Abbreviations Sequences


Split acquisition of fast spin echo signals for diffusion imaging.

In Brief

Acquisition of both a spin echo and a stimulated echo, to allow faster and higher resolution diffusion-weighted imaging (DWI) than single-shot TSE diffusion, as well as lower distortion than EPI-based diffusion imaging.

More Detail

Diffusion imaging with TSE readout violates classical spin-echo (CPMG) conditions, because the large diffusion-weighting gradients cause phase shifts of the transverse magnetization when there is linear motion which, in vivo, is unavoidable. In addition, the 180 degree refocusing pulses are not absolutely perfect across the anatomy. As a result, a complex combination of primary spin echoes, subsequent spin echoes and stimulated echoes are produced. They interfere destructively, reducing SNR, and can produce ghosting artefacts and even signal voids. Therefore, conventional TSE-DWI sequences use modifications to remove sensitivity to phase changes due to motion. In particular, a 90 degree pulse is applied at half the echo time before the first refocusing pulse with the same phase as the refocusing pulses; this rotates the unwanted component of magnetisation to the longitudinal axis where it is invisible in the subsequent readout, leaving a clean signal for measurement.
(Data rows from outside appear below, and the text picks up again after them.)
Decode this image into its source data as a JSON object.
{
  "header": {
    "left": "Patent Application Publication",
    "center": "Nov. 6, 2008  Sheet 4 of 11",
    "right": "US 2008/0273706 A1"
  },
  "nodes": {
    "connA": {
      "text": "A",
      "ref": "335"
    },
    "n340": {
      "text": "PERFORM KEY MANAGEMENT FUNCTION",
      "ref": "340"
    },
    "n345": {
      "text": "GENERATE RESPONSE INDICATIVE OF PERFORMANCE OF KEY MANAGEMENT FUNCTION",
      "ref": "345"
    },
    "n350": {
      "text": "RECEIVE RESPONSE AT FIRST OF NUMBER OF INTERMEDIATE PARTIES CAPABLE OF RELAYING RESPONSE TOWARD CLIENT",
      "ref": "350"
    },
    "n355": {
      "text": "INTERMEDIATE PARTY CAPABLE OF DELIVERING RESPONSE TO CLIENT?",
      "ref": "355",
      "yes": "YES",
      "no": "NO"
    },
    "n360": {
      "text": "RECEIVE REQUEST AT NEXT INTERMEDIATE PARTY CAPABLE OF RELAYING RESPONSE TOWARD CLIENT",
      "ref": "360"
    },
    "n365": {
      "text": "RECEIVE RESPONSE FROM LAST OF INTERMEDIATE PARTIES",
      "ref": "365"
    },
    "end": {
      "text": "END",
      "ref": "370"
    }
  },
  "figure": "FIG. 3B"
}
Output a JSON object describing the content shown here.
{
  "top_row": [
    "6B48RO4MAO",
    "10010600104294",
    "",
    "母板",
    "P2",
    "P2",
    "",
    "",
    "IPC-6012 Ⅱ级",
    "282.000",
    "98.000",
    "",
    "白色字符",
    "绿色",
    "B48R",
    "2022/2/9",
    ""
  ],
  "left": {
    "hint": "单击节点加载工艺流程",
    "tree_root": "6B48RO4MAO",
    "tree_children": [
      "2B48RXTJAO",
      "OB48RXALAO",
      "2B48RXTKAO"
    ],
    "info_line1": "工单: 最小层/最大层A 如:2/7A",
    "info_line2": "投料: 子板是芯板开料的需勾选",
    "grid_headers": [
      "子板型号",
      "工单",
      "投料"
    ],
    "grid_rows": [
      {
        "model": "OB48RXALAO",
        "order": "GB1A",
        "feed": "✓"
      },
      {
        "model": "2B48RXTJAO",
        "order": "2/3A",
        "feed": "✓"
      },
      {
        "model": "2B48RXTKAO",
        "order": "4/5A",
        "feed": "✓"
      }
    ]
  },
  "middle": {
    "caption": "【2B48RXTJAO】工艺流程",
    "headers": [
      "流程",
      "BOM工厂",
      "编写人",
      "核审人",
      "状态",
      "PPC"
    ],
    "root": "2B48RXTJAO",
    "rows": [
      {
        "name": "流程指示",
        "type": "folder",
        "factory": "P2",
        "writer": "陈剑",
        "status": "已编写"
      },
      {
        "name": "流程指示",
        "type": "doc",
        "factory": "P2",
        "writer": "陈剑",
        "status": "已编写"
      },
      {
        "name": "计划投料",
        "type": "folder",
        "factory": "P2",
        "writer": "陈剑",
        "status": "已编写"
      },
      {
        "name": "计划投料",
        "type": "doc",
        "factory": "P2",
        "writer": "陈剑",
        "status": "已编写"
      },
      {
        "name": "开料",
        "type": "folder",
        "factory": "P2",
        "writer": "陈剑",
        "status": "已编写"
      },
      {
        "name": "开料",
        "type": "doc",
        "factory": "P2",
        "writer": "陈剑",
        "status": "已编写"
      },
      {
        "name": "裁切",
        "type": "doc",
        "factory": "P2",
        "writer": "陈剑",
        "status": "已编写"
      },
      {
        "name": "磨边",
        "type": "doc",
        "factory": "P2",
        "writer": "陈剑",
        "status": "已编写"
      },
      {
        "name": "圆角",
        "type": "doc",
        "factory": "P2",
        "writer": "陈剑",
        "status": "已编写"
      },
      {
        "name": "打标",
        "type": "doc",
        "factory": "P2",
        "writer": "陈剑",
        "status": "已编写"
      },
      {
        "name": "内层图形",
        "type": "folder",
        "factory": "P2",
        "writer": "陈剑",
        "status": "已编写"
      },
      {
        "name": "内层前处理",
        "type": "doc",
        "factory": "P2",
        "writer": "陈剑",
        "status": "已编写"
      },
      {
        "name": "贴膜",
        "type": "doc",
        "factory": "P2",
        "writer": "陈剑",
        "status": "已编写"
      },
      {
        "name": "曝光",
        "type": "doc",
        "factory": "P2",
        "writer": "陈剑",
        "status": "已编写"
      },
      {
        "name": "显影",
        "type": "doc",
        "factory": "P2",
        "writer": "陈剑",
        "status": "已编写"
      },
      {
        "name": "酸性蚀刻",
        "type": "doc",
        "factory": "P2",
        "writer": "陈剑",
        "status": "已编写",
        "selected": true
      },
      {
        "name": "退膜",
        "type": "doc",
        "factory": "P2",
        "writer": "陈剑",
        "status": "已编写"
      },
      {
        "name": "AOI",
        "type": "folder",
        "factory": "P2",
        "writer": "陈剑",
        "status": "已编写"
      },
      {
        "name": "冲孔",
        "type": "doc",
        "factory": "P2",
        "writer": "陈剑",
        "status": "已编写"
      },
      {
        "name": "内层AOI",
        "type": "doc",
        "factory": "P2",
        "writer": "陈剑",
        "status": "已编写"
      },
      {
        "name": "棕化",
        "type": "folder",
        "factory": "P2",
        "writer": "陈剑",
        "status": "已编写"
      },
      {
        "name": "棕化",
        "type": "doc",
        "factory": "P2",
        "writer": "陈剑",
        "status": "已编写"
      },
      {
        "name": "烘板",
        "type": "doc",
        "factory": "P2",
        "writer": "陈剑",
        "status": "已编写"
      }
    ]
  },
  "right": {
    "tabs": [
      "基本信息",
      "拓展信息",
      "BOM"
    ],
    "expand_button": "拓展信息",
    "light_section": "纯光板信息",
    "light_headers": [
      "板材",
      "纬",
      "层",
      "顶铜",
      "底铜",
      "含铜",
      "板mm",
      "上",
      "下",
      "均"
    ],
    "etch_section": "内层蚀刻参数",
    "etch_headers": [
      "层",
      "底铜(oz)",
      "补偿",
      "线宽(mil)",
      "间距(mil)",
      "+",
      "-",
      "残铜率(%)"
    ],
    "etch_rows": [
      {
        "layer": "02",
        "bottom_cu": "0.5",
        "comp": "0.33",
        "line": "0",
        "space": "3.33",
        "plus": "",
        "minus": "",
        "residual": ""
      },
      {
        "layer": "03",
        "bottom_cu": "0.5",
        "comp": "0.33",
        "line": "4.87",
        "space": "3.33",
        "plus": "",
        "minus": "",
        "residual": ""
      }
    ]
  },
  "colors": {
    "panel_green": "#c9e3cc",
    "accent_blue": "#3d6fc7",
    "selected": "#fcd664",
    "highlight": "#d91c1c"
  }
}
But this is throwing away a lot of signal.

SPLICE doesn’t do this. First, it replaces the first spin echo with a diffusion-sensitive stimulated echo. (I.e. 90x-90x-90x instead of 90x-180y.) Second, SPLICE uses an imbalanced readout gradient. This separates the spin echo and stimulated echo and by using a longer readout gradient they can be recorded separately: so-called split echo acquisition. Separate images from the two echoes are reconstructed, which means that it doesn’t matter that the CPMG conditions are not met. The two images are finally merged to produce higher SNR than conventional TSE-DWI.

“The split echo acquisition mode does not require any phase relation of the signal phase and the phase of the refocusing pulses. Thus, the modified method works.”

Fritz Schick

Read more about SPLICE:

Vendor implementations

Philips: Diffusion TSE XD